Task requirements:
Could you repeat the records below exactly, without the pictures?
▼
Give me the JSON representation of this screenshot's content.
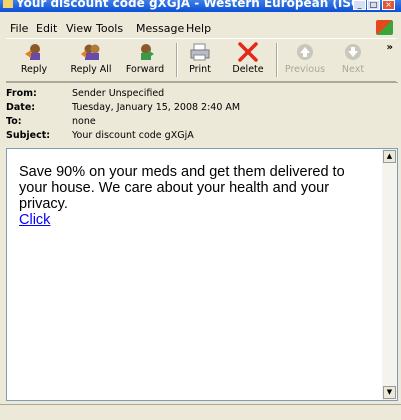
{
  "window": {
    "title": "Your discount code gXGjA - Western European (ISO)",
    "minimize_glyph": "_",
    "maximize_glyph": "□",
    "close_glyph": "×"
  },
  "menu": {
    "file": "File",
    "edit": "Edit",
    "view": "View",
    "tools": "Tools",
    "message": "Message",
    "help": "Help"
  },
  "toolbar": {
    "reply": "Reply",
    "reply_all": "Reply All",
    "forward": "Forward",
    "print": "Print",
    "delete": "Delete",
    "previous": "Previous",
    "next": "Next",
    "more": "»"
  },
  "header": {
    "from_label": "From:",
    "from_value": "Sender Unspecified",
    "date_label": "Date:",
    "date_value": "Tuesday, January 15, 2008 2:40 AM",
    "to_label": "To:",
    "to_value": "none",
    "subject_label": "Subject:",
    "subject_value": "Your discount code gXGjA"
  },
  "message": {
    "body": "Save 90% on your meds and get them delivered to your house. We care about your health and your privacy.",
    "link": "Click"
  },
  "colors": {
    "delete_red": "#e3291c",
    "disabled_gray": "#aca899",
    "link_blue": "#0000ff"
  }
}
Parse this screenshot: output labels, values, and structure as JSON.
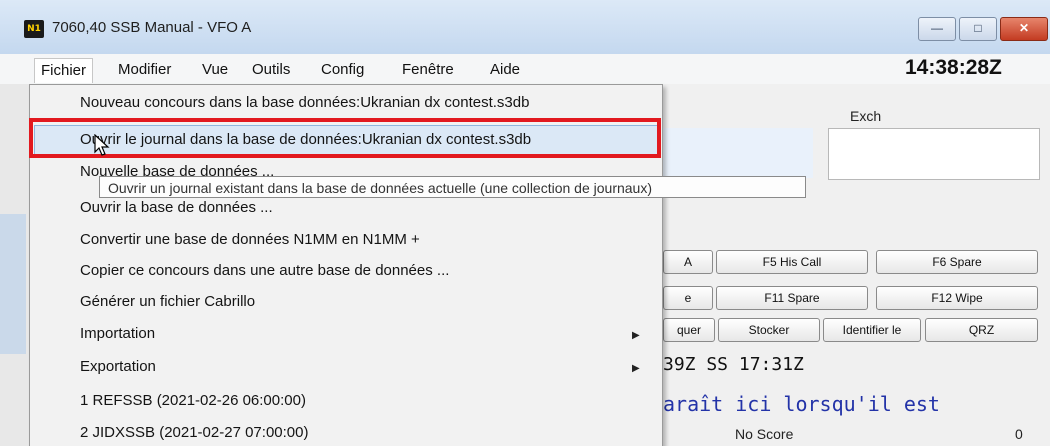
{
  "window": {
    "title": "7060,40 SSB Manual - VFO A",
    "app_icon_text": "N1",
    "clock": "14:38:28Z"
  },
  "menubar": {
    "items": [
      "Fichier",
      "Modifier",
      "Vue",
      "Outils",
      "Config",
      "Fenêtre",
      "Aide"
    ]
  },
  "dropdown": {
    "items": [
      {
        "label": "Nouveau concours dans la base données:Ukranian dx contest.s3db"
      },
      {
        "label": "Ouvrir le journal dans la base de données:Ukranian dx contest.s3db"
      },
      {
        "label": "Nouvelle base de données ..."
      },
      {
        "label": "Ouvrir la base de données ..."
      },
      {
        "label": "Convertir une base de données N1MM en N1MM +"
      },
      {
        "label": "Copier ce concours dans une autre base de données ..."
      },
      {
        "label": "Générer un fichier Cabrillo"
      },
      {
        "label": "Importation",
        "submenu": true
      },
      {
        "label": "Exportation",
        "submenu": true
      },
      {
        "label": "1 REFSSB (2021-02-26 06:00:00)"
      },
      {
        "label": "2 JIDXSSB (2021-02-27 07:00:00)"
      }
    ],
    "tooltip": "Ouvrir un journal existant dans la base de données actuelle (une collection de journaux)"
  },
  "entry": {
    "exch_label": "Exch"
  },
  "function_keys": {
    "row1": [
      "A",
      "F5 His Call",
      "F6 Spare"
    ],
    "row2": [
      "e",
      "F11 Spare",
      "F12 Wipe"
    ],
    "row3": [
      "quer",
      "Stocker",
      "Identifier le",
      "QRZ"
    ]
  },
  "status": {
    "times": "39Z SS 17:31Z",
    "message": "araît ici lorsqu'il est",
    "score": "No Score",
    "count": "0"
  },
  "colors": {
    "highlight_border": "#e2191f",
    "message_blue": "#2333a8"
  }
}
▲
Finished exercise:
Give me the JSON representation of this screenshot's content.
{
  "window": {
    "title": "Your discount code gXGjA - Western European (ISO)",
    "minimize_glyph": "_",
    "maximize_glyph": "□",
    "close_glyph": "×"
  },
  "menu": {
    "file": "File",
    "edit": "Edit",
    "view": "View",
    "tools": "Tools",
    "message": "Message",
    "help": "Help"
  },
  "toolbar": {
    "reply": "Reply",
    "reply_all": "Reply All",
    "forward": "Forward",
    "print": "Print",
    "delete": "Delete",
    "previous": "Previous",
    "next": "Next",
    "more": "»"
  },
  "header": {
    "from_label": "From:",
    "from_value": "Sender Unspecified",
    "date_label": "Date:",
    "date_value": "Tuesday, January 15, 2008 2:40 AM",
    "to_label": "To:",
    "to_value": "none",
    "subject_label": "Subject:",
    "subject_value": "Your discount code gXGjA"
  },
  "message": {
    "body": "Save 90% on your meds and get them delivered to your house. We care about your health and your privacy.",
    "link": "Click"
  },
  "colors": {
    "delete_red": "#e3291c",
    "disabled_gray": "#aca899",
    "link_blue": "#0000ff"
  }
}
Parse this screenshot: output labels, values, and structure as JSON.
{
  "window": {
    "title": "7060,40 SSB Manual - VFO A",
    "app_icon_text": "N1",
    "clock": "14:38:28Z"
  },
  "menubar": {
    "items": [
      "Fichier",
      "Modifier",
      "Vue",
      "Outils",
      "Config",
      "Fenêtre",
      "Aide"
    ]
  },
  "dropdown": {
    "items": [
      {
        "label": "Nouveau concours dans la base données:Ukranian dx contest.s3db"
      },
      {
        "label": "Ouvrir le journal dans la base de données:Ukranian dx contest.s3db"
      },
      {
        "label": "Nouvelle base de données ..."
      },
      {
        "label": "Ouvrir la base de données ..."
      },
      {
        "label": "Convertir une base de données N1MM en N1MM +"
      },
      {
        "label": "Copier ce concours dans une autre base de données ..."
      },
      {
        "label": "Générer un fichier Cabrillo"
      },
      {
        "label": "Importation",
        "submenu": true
      },
      {
        "label": "Exportation",
        "submenu": true
      },
      {
        "label": "1 REFSSB (2021-02-26 06:00:00)"
      },
      {
        "label": "2 JIDXSSB (2021-02-27 07:00:00)"
      }
    ],
    "tooltip": "Ouvrir un journal existant dans la base de données actuelle (une collection de journaux)"
  },
  "entry": {
    "exch_label": "Exch"
  },
  "function_keys": {
    "row1": [
      "A",
      "F5 His Call",
      "F6 Spare"
    ],
    "row2": [
      "e",
      "F11 Spare",
      "F12 Wipe"
    ],
    "row3": [
      "quer",
      "Stocker",
      "Identifier le",
      "QRZ"
    ]
  },
  "status": {
    "times": "39Z SS 17:31Z",
    "message": "araît ici lorsqu'il est",
    "score": "No Score",
    "count": "0"
  },
  "colors": {
    "highlight_border": "#e2191f",
    "message_blue": "#2333a8"
  }
}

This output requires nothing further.